[App and web page records]
╔══
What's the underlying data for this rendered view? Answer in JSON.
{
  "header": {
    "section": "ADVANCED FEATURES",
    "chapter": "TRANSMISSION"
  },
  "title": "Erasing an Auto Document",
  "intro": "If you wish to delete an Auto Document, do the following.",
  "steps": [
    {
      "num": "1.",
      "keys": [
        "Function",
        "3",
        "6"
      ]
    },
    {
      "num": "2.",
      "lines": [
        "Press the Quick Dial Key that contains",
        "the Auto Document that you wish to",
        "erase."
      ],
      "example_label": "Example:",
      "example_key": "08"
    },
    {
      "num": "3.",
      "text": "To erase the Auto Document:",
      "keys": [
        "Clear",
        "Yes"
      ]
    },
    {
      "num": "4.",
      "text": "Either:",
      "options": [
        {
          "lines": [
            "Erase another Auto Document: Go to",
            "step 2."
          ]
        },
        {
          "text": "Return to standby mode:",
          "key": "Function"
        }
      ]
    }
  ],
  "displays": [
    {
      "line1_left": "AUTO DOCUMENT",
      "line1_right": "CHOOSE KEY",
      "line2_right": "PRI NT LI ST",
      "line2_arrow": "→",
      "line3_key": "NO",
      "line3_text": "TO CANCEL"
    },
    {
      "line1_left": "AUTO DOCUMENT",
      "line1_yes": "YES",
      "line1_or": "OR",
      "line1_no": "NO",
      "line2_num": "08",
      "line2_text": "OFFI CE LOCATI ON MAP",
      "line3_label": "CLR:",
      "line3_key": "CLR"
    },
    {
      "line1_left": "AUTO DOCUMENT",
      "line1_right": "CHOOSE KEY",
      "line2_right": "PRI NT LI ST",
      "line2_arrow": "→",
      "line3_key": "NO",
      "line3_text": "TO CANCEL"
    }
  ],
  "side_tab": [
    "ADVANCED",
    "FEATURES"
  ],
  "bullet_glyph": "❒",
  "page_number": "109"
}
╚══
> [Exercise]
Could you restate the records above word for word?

> [Exercise response]
What's the underlying data for this rendered view? Answer in JSON.
{
  "header": {
    "section": "ADVANCED FEATURES",
    "chapter": "TRANSMISSION"
  },
  "title": "Erasing an Auto Document",
  "intro": "If you wish to delete an Auto Document, do the following.",
  "steps": [
    {
      "num": "1.",
      "keys": [
        "Function",
        "3",
        "6"
      ]
    },
    {
      "num": "2.",
      "lines": [
        "Press the Quick Dial Key that contains",
        "the Auto Document that you wish to",
        "erase."
      ],
      "example_label": "Example:",
      "example_key": "08"
    },
    {
      "num": "3.",
      "text": "To erase the Auto Document:",
      "keys": [
        "Clear",
        "Yes"
      ]
    },
    {
      "num": "4.",
      "text": "Either:",
      "options": [
        {
          "lines": [
            "Erase another Auto Document: Go to",
            "step 2."
          ]
        },
        {
          "text": "Return to standby mode:",
          "key": "Function"
        }
      ]
    }
  ],
  "displays": [
    {
      "line1_left": "AUTO DOCUMENT",
      "line1_right": "CHOOSE KEY",
      "line2_right": "PRI NT LI ST",
      "line2_arrow": "→",
      "line3_key": "NO",
      "line3_text": "TO CANCEL"
    },
    {
      "line1_left": "AUTO DOCUMENT",
      "line1_yes": "YES",
      "line1_or": "OR",
      "line1_no": "NO",
      "line2_num": "08",
      "line2_text": "OFFI CE LOCATI ON MAP",
      "line3_label": "CLR:",
      "line3_key": "CLR"
    },
    {
      "line1_left": "AUTO DOCUMENT",
      "line1_right": "CHOOSE KEY",
      "line2_right": "PRI NT LI ST",
      "line2_arrow": "→",
      "line3_key": "NO",
      "line3_text": "TO CANCEL"
    }
  ],
  "side_tab": [
    "ADVANCED",
    "FEATURES"
  ],
  "bullet_glyph": "❒",
  "page_number": "109"
}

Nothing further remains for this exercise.